WORK TASK - How many lines in the records below contain the word "lymphocytes"? Give only the number.

>>>>>

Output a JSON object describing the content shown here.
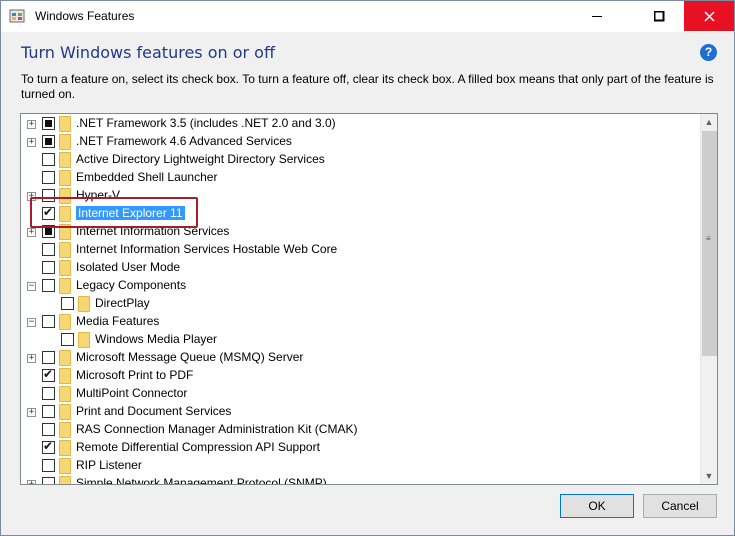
{
  "window": {
    "title": "Windows Features",
    "controls": {
      "minimize": "—",
      "maximize": "☐",
      "close": "✕"
    }
  },
  "heading": "Turn Windows features on or off",
  "help_glyph": "?",
  "description": "To turn a feature on, select its check box. To turn a feature off, clear its check box. A filled box means that only part of the feature is turned on.",
  "features": [
    {
      "label": ".NET Framework 3.5 (includes .NET 2.0 and 3.0)",
      "state": "partial",
      "expander": "+",
      "level": 0
    },
    {
      "label": ".NET Framework 4.6 Advanced Services",
      "state": "partial",
      "expander": "+",
      "level": 0
    },
    {
      "label": "Active Directory Lightweight Directory Services",
      "state": "unchecked",
      "expander": "",
      "level": 0
    },
    {
      "label": "Embedded Shell Launcher",
      "state": "unchecked",
      "expander": "",
      "level": 0
    },
    {
      "label": "Hyper-V",
      "state": "unchecked",
      "expander": "+",
      "level": 0
    },
    {
      "label": "Internet Explorer 11",
      "state": "checked",
      "expander": "",
      "level": 0,
      "selected": true
    },
    {
      "label": "Internet Information Services",
      "state": "partial",
      "expander": "+",
      "level": 0
    },
    {
      "label": "Internet Information Services Hostable Web Core",
      "state": "unchecked",
      "expander": "",
      "level": 0
    },
    {
      "label": "Isolated User Mode",
      "state": "unchecked",
      "expander": "",
      "level": 0
    },
    {
      "label": "Legacy Components",
      "state": "unchecked",
      "expander": "−",
      "level": 0
    },
    {
      "label": "DirectPlay",
      "state": "unchecked",
      "expander": "",
      "level": 1
    },
    {
      "label": "Media Features",
      "state": "unchecked",
      "expander": "−",
      "level": 0
    },
    {
      "label": "Windows Media Player",
      "state": "unchecked",
      "expander": "",
      "level": 1
    },
    {
      "label": "Microsoft Message Queue (MSMQ) Server",
      "state": "unchecked",
      "expander": "+",
      "level": 0
    },
    {
      "label": "Microsoft Print to PDF",
      "state": "checked",
      "expander": "",
      "level": 0
    },
    {
      "label": "MultiPoint Connector",
      "state": "unchecked",
      "expander": "",
      "level": 0
    },
    {
      "label": "Print and Document Services",
      "state": "unchecked",
      "expander": "+",
      "level": 0
    },
    {
      "label": "RAS Connection Manager Administration Kit (CMAK)",
      "state": "unchecked",
      "expander": "",
      "level": 0
    },
    {
      "label": "Remote Differential Compression API Support",
      "state": "checked",
      "expander": "",
      "level": 0
    },
    {
      "label": "RIP Listener",
      "state": "unchecked",
      "expander": "",
      "level": 0
    },
    {
      "label": "Simple Network Management Protocol (SNMP)",
      "state": "unchecked",
      "expander": "+",
      "level": 0
    }
  ],
  "buttons": {
    "ok": "OK",
    "cancel": "Cancel"
  },
  "colors": {
    "selection": "#3399ff",
    "highlight_box": "#a51d2d",
    "close_button": "#e81123",
    "heading": "#1e3a8a"
  }
}
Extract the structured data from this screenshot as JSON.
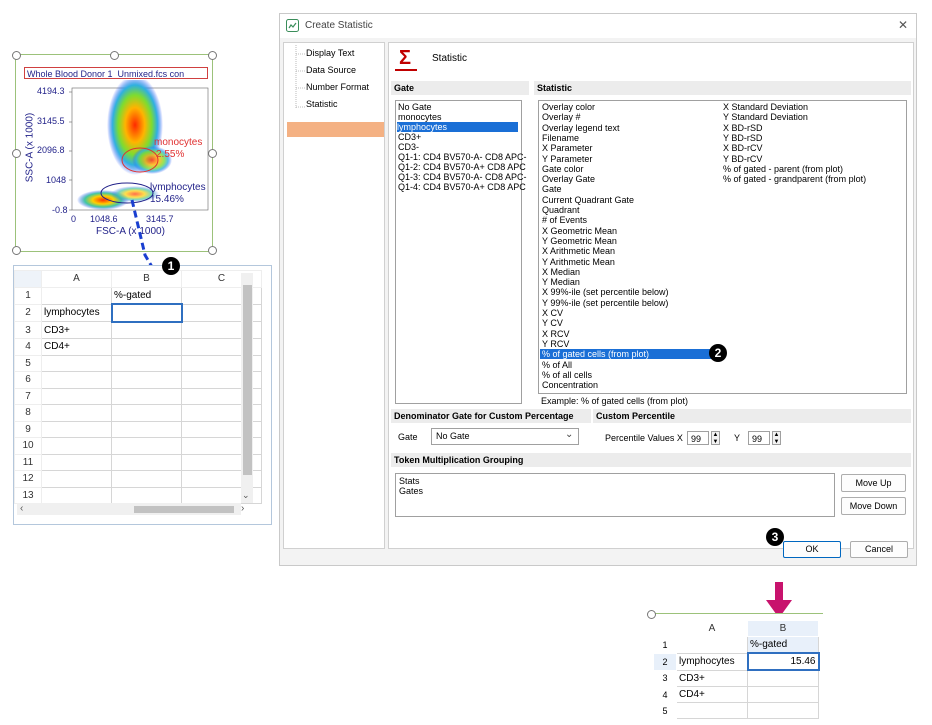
{
  "plot": {
    "title": "Whole Blood Donor 1_Unmixed.fcs con",
    "y_ticks": [
      "4194.3",
      "3145.5",
      "2096.8",
      "1048",
      "-0.8"
    ],
    "x_ticks": [
      "0",
      "1048.6",
      "3145.7"
    ],
    "y_label": "SSC-A (x 1000)",
    "x_label": "FSC-A (x 1000)",
    "gates": [
      {
        "name": "monocytes",
        "percent": "2.55%"
      },
      {
        "name": "lymphocytes",
        "percent": "15.46%"
      }
    ]
  },
  "sheet": {
    "columns": [
      "A",
      "B",
      "C"
    ],
    "rows": [
      {
        "num": "1",
        "a": "",
        "b": "%-gated"
      },
      {
        "num": "2",
        "a": "lymphocytes",
        "b": ""
      },
      {
        "num": "3",
        "a": "CD3+",
        "b": ""
      },
      {
        "num": "4",
        "a": "CD4+",
        "b": ""
      },
      {
        "num": "5",
        "a": "",
        "b": ""
      },
      {
        "num": "6",
        "a": "",
        "b": ""
      },
      {
        "num": "7",
        "a": "",
        "b": ""
      },
      {
        "num": "8",
        "a": "",
        "b": ""
      },
      {
        "num": "9",
        "a": "",
        "b": ""
      },
      {
        "num": "10",
        "a": "",
        "b": ""
      },
      {
        "num": "11",
        "a": "",
        "b": ""
      },
      {
        "num": "12",
        "a": "",
        "b": ""
      },
      {
        "num": "13",
        "a": "",
        "b": ""
      }
    ]
  },
  "badges": {
    "one": "1",
    "two": "2",
    "three": "3"
  },
  "dialog": {
    "title": "Create Statistic",
    "close": "✕",
    "nav": [
      "Display Text",
      "Data Source",
      "Number Format",
      "Statistic"
    ],
    "header_symbol": "Σ",
    "header_title": "Statistic",
    "gate_header": "Gate",
    "gates": [
      "No Gate",
      "monocytes",
      "lymphocytes",
      "CD3+",
      "CD3-",
      "Q1-1: CD4 BV570-A- CD8 APC-",
      "Q1-2: CD4 BV570-A+ CD8 APC",
      "Q1-3: CD4 BV570-A- CD8 APC-",
      "Q1-4: CD4 BV570-A+ CD8 APC"
    ],
    "stat_header": "Statistic",
    "stats_col1": [
      "Overlay color",
      "Overlay #",
      "Overlay legend text",
      "Filename",
      "X Parameter",
      "Y Parameter",
      "Gate color",
      "Overlay Gate",
      "Gate",
      "Current Quadrant Gate",
      "Quadrant",
      "# of Events",
      "X Geometric Mean",
      "Y Geometric Mean",
      "X Arithmetic Mean",
      "Y Arithmetic Mean",
      "X Median",
      "Y Median",
      "X 99%-ile (set percentile below)",
      "Y 99%-ile (set percentile below)",
      "X CV",
      "Y CV",
      "X RCV",
      "Y RCV",
      "% of gated cells (from plot)",
      "% of All",
      "% of all cells",
      "Concentration"
    ],
    "stats_col2": [
      "X Standard Deviation",
      "Y Standard Deviation",
      "X BD-rSD",
      "Y BD-rSD",
      "X BD-rCV",
      "Y BD-rCV",
      "% of gated - parent (from plot)",
      "% of gated - grandparent (from plot)"
    ],
    "example": "Example: % of gated cells (from plot)",
    "denom_header": "Denominator Gate for Custom Percentage",
    "denom_label": "Gate",
    "denom_value": "No Gate",
    "custom_header": "Custom Percentile",
    "percentile_label": "Percentile Values X",
    "px": "99",
    "y_label": "Y",
    "py": "99",
    "token_header": "Token Multiplication Grouping",
    "tokens": [
      "Stats",
      "Gates"
    ],
    "move_up": "Move Up",
    "move_down": "Move Down",
    "ok": "OK",
    "cancel": "Cancel"
  },
  "sheet2": {
    "columns": [
      "A",
      "B"
    ],
    "rows": [
      {
        "num": "1",
        "a": "",
        "b": "%-gated"
      },
      {
        "num": "2",
        "a": "lymphocytes",
        "b": "15.46"
      },
      {
        "num": "3",
        "a": "CD3+",
        "b": ""
      },
      {
        "num": "4",
        "a": "CD4+",
        "b": ""
      },
      {
        "num": "5",
        "a": "",
        "b": ""
      }
    ]
  },
  "colors": {
    "accent": "#1a6fd6",
    "nav_selected": "#f4b183",
    "arrow": "#c8136d",
    "gate_mono": "#e03030",
    "gate_lymph": "#23238a"
  }
}
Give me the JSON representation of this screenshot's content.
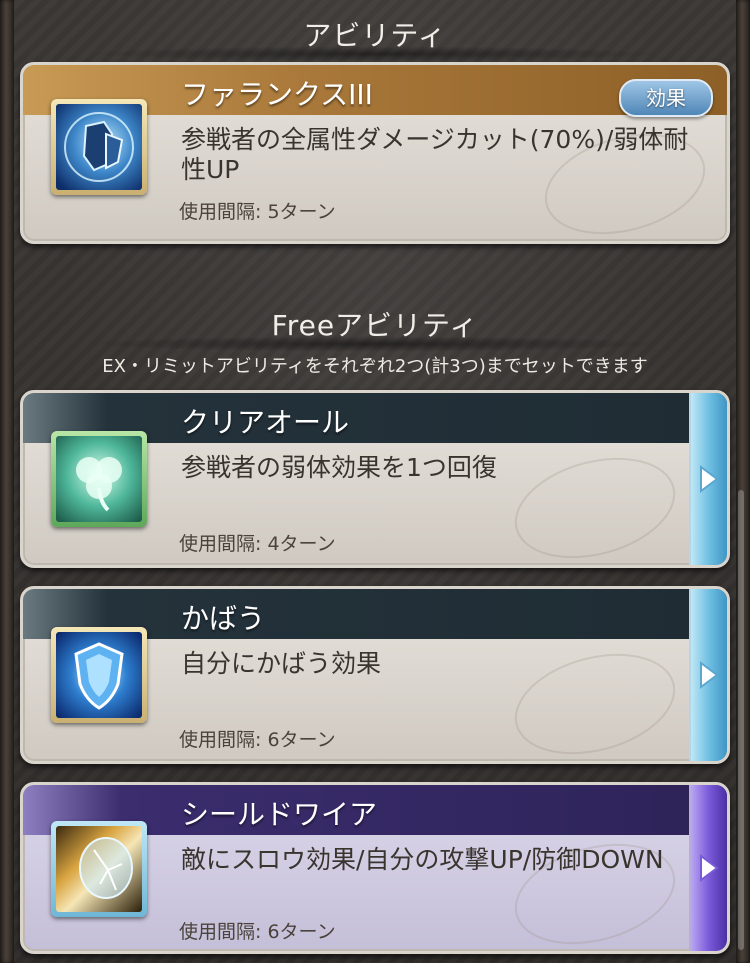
{
  "sections": {
    "ability_title": "アビリティ",
    "free_ability_title": "Freeアビリティ",
    "free_ability_note": "EX・リミットアビリティをそれぞれ2つ(計3つ)までセットできます"
  },
  "main_ability": {
    "name": "ファランクスIII",
    "description": "参戦者の全属性ダメージカット(70%)/弱体耐性UP",
    "interval": "使用間隔: 5ターン",
    "effect_button": "効果",
    "icon": "knight-shield-icon"
  },
  "free_abilities": [
    {
      "name": "クリアオール",
      "description": "参戦者の弱体効果を1つ回復",
      "interval": "使用間隔: 4ターン",
      "icon": "clover-icon"
    },
    {
      "name": "かばう",
      "description": "自分にかばう効果",
      "interval": "使用間隔: 6ターン",
      "icon": "shield-icon"
    },
    {
      "name": "シールドワイア",
      "description": "敵にスロウ効果/自分の攻撃UP/防御DOWN",
      "interval": "使用間隔: 6ターン",
      "icon": "shield-shatter-icon"
    }
  ],
  "colors": {
    "main_band": "#a9783a",
    "free_band_dark": "#24323b",
    "arrow_tab_blue": "#7cc6e6",
    "arrow_tab_purple": "#6b4fc2",
    "card_purple_bg": "#cbc6de"
  }
}
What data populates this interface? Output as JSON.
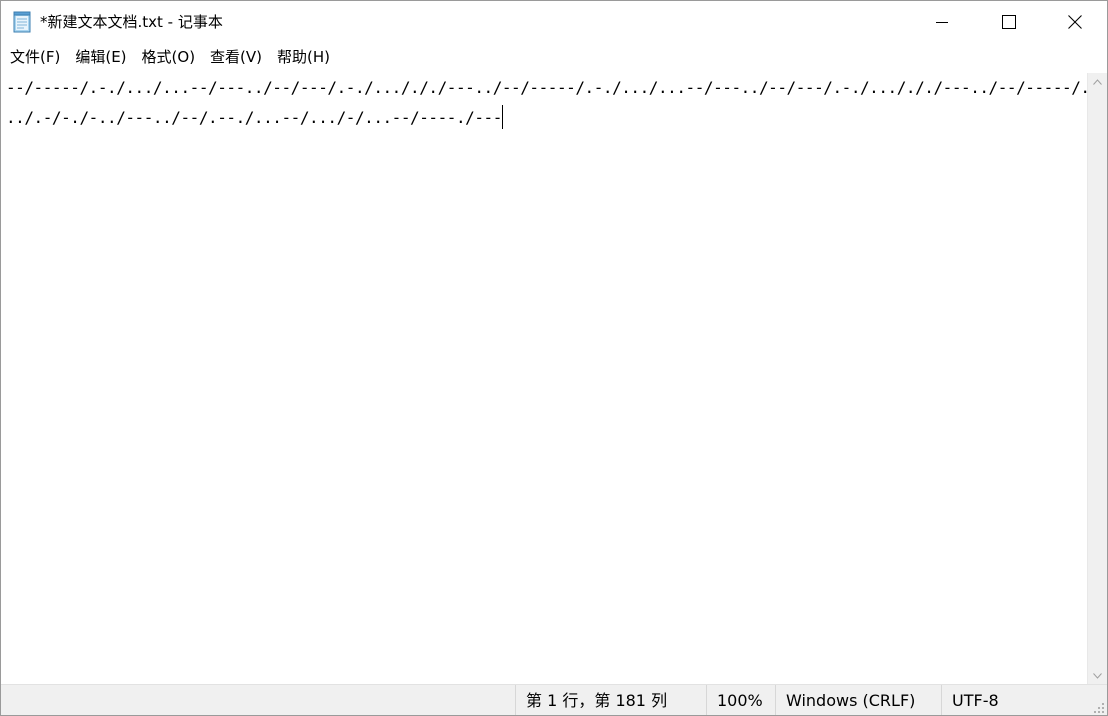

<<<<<

EXERCISE SOLUTION - 4